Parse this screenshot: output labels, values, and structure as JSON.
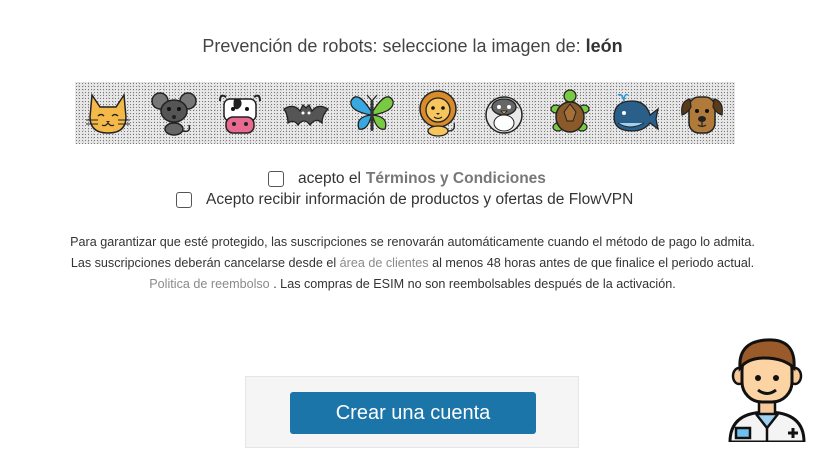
{
  "captcha": {
    "prompt": "Prevención de robots: seleccione la imagen de:",
    "target": "león",
    "images": [
      {
        "animal": "gato",
        "icon": "cat-icon"
      },
      {
        "animal": "ratón",
        "icon": "mouse-icon"
      },
      {
        "animal": "vaca",
        "icon": "cow-icon"
      },
      {
        "animal": "murciélago",
        "icon": "bat-icon"
      },
      {
        "animal": "mariposa",
        "icon": "butterfly-icon"
      },
      {
        "animal": "león",
        "icon": "lion-icon"
      },
      {
        "animal": "pingüino",
        "icon": "penguin-icon"
      },
      {
        "animal": "tortuga",
        "icon": "turtle-icon"
      },
      {
        "animal": "ballena",
        "icon": "whale-icon"
      },
      {
        "animal": "perro",
        "icon": "dog-icon"
      }
    ]
  },
  "checkboxes": {
    "terms_prefix": "acepto el",
    "terms_link": "Términos y Condiciones",
    "marketing": "Acepto recibir información de productos y ofertas de FlowVPN"
  },
  "info": {
    "line1": "Para garantizar que esté protegido, las suscripciones se renovarán automáticamente cuando el método de pago lo admita.",
    "line2_a": "Las suscripciones deberán cancelarse desde el",
    "line2_link": "área de clientes",
    "line2_b": "al menos 48 horas antes de que finalice el periodo actual.",
    "line3_link": "Politica de reembolso",
    "line3_b": ". Las compras de ESIM no son reembolsables después de la activación."
  },
  "button": {
    "label": "Crear una cuenta"
  },
  "colors": {
    "button": "#1b75a8",
    "link": "#8a8a8a"
  }
}
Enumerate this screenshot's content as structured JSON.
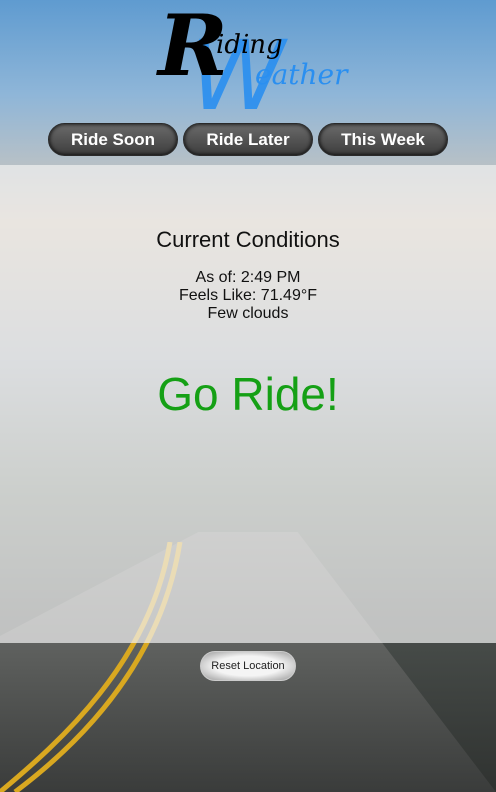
{
  "logo": {
    "line1": "Riding",
    "line2": "Weather"
  },
  "tabs": [
    {
      "label": "Ride Soon"
    },
    {
      "label": "Ride Later"
    },
    {
      "label": "This Week"
    }
  ],
  "conditions": {
    "title": "Current Conditions",
    "as_of": "As of: 2:49 PM",
    "feels_like": "Feels Like: 71.49°F",
    "description": "Few clouds",
    "verdict": "Go Ride!"
  },
  "reset_label": "Reset Location",
  "colors": {
    "verdict": "#15a015",
    "logo_blue": "#2a8ff0"
  }
}
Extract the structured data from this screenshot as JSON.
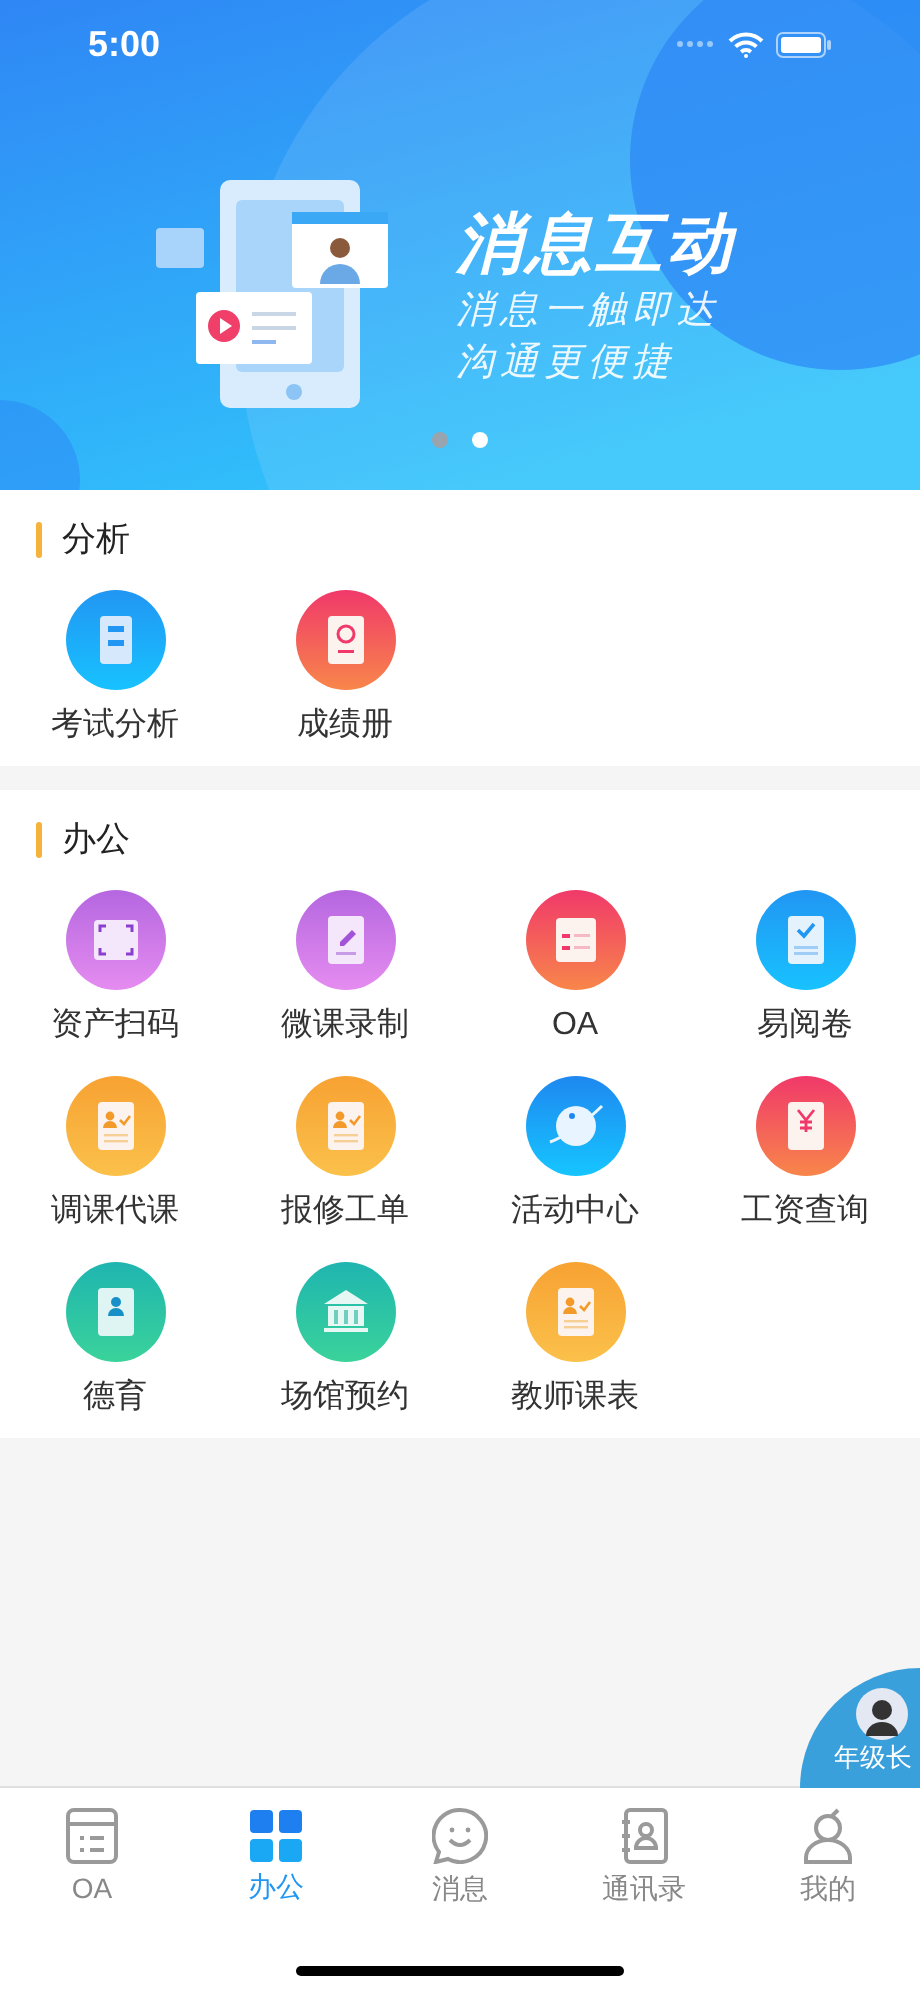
{
  "status_bar": {
    "time": "5:00"
  },
  "banner": {
    "title": "消息互动",
    "lines": [
      "消息一触即达",
      "沟通更便捷"
    ],
    "dots": [
      {
        "selected": false
      },
      {
        "selected": true
      }
    ]
  },
  "sections": [
    {
      "title": "分析",
      "items": [
        {
          "label": "考试分析",
          "kind": "doc"
        },
        {
          "label": "成绩册",
          "kind": "notebook"
        }
      ]
    },
    {
      "title": "办公",
      "items": [
        {
          "label": "资产扫码",
          "kind": "scan"
        },
        {
          "label": "微课录制",
          "kind": "clipboard"
        },
        {
          "label": "OA",
          "kind": "form"
        },
        {
          "label": "易阅卷",
          "kind": "check"
        },
        {
          "label": "调课代课",
          "kind": "persondoc"
        },
        {
          "label": "报修工单",
          "kind": "persondoc"
        },
        {
          "label": "活动中心",
          "kind": "planet"
        },
        {
          "label": "工资查询",
          "kind": "yen"
        },
        {
          "label": "德育",
          "kind": "contact"
        },
        {
          "label": "场馆预约",
          "kind": "bank"
        },
        {
          "label": "教师课表",
          "kind": "persondoc"
        }
      ]
    }
  ],
  "floating_badge": {
    "label": "年级长"
  },
  "tab_bar": [
    {
      "label": "OA",
      "kind": "calendar",
      "selected": false
    },
    {
      "label": "办公",
      "kind": "grid",
      "selected": true
    },
    {
      "label": "消息",
      "kind": "chat",
      "selected": false
    },
    {
      "label": "通讯录",
      "kind": "contacts",
      "selected": false
    },
    {
      "label": "我的",
      "kind": "person",
      "selected": false
    }
  ]
}
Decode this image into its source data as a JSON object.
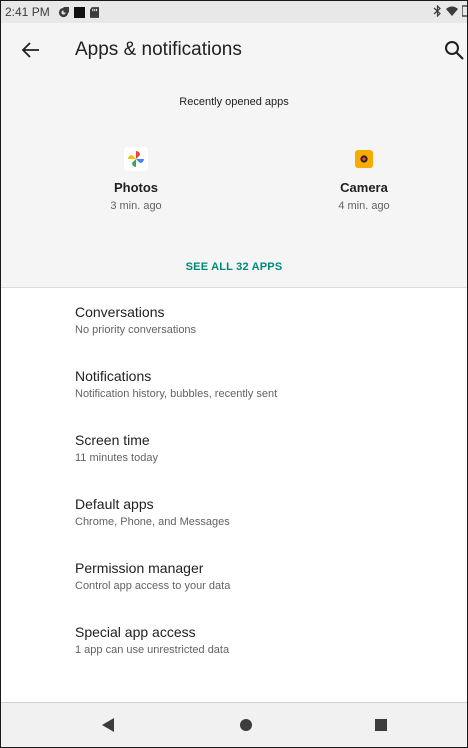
{
  "status_bar": {
    "time": "2:41 PM"
  },
  "app_bar": {
    "title": "Apps & notifications"
  },
  "recent": {
    "title": "Recently opened apps",
    "apps": [
      {
        "name": "Photos",
        "time": "3 min. ago",
        "icon": "photos-icon"
      },
      {
        "name": "Camera",
        "time": "4 min. ago",
        "icon": "camera-icon"
      }
    ],
    "see_all": "SEE ALL 32 APPS"
  },
  "settings": [
    {
      "title": "Conversations",
      "subtitle": "No priority conversations"
    },
    {
      "title": "Notifications",
      "subtitle": "Notification history, bubbles, recently sent"
    },
    {
      "title": "Screen time",
      "subtitle": "11 minutes today"
    },
    {
      "title": "Default apps",
      "subtitle": "Chrome, Phone, and Messages"
    },
    {
      "title": "Permission manager",
      "subtitle": "Control app access to your data"
    },
    {
      "title": "Special app access",
      "subtitle": "1 app can use unrestricted data"
    }
  ],
  "colors": {
    "accent": "#00897b",
    "header_bg": "#f5f5f5",
    "status_bar_bg": "#e8e8e8"
  }
}
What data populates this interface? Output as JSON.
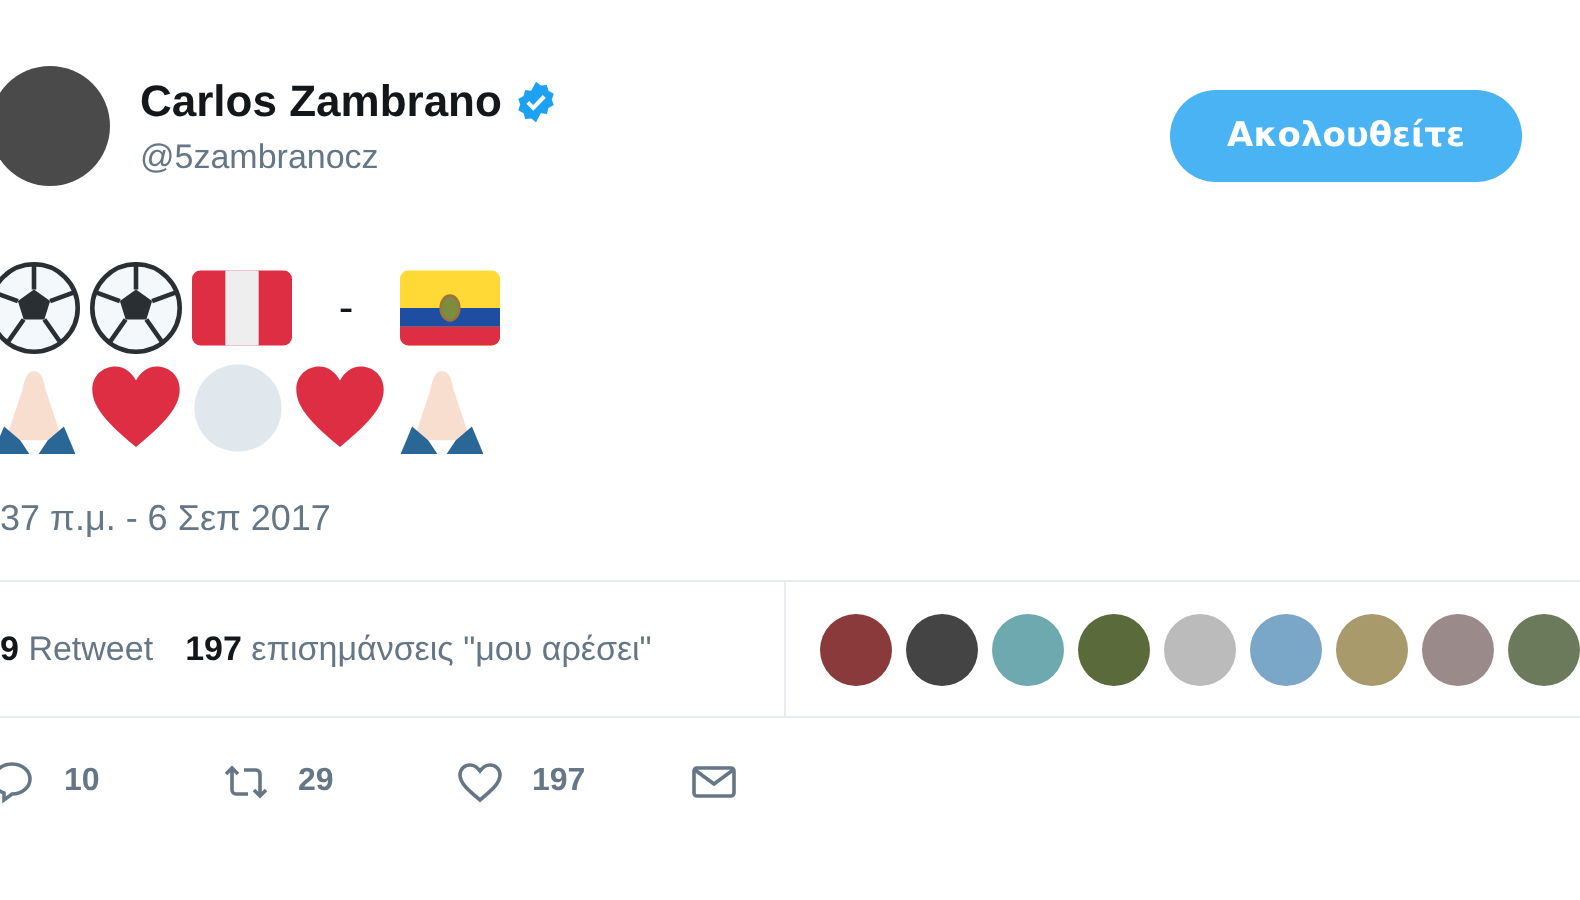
{
  "author": {
    "name": "Carlos Zambrano",
    "verified": true,
    "handle": "@5zambranocz"
  },
  "follow_button": {
    "label": "Ακολουθείτε"
  },
  "tweet_emoji_rows": [
    [
      {
        "kind": "soccer-ball"
      },
      {
        "kind": "soccer-ball"
      },
      {
        "kind": "peru-flag"
      },
      {
        "kind": "dash",
        "text": "-"
      },
      {
        "kind": "ecuador-flag"
      }
    ],
    [
      {
        "kind": "praying-hands"
      },
      {
        "kind": "heart"
      },
      {
        "kind": "white-circle"
      },
      {
        "kind": "heart"
      },
      {
        "kind": "praying-hands"
      }
    ]
  ],
  "timestamp": "37 π.μ. - 6 Σεπ 2017",
  "stats": [
    {
      "count": "9",
      "label": "Retweet"
    },
    {
      "count": "197",
      "label": "επισημάνσεις \"μου αρέσει\""
    }
  ],
  "liker_avatars": [
    {
      "kind": "photo"
    },
    {
      "kind": "photo"
    },
    {
      "kind": "photo"
    },
    {
      "kind": "photo"
    },
    {
      "kind": "photo"
    },
    {
      "kind": "photo"
    },
    {
      "kind": "photo"
    },
    {
      "kind": "photo"
    },
    {
      "kind": "photo"
    }
  ],
  "actions": [
    {
      "kind": "reply",
      "count": "10"
    },
    {
      "kind": "retweet",
      "count": "29"
    },
    {
      "kind": "like",
      "count": "197"
    },
    {
      "kind": "message"
    }
  ]
}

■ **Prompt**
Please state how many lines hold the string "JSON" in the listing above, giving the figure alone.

■ **Task answer**
5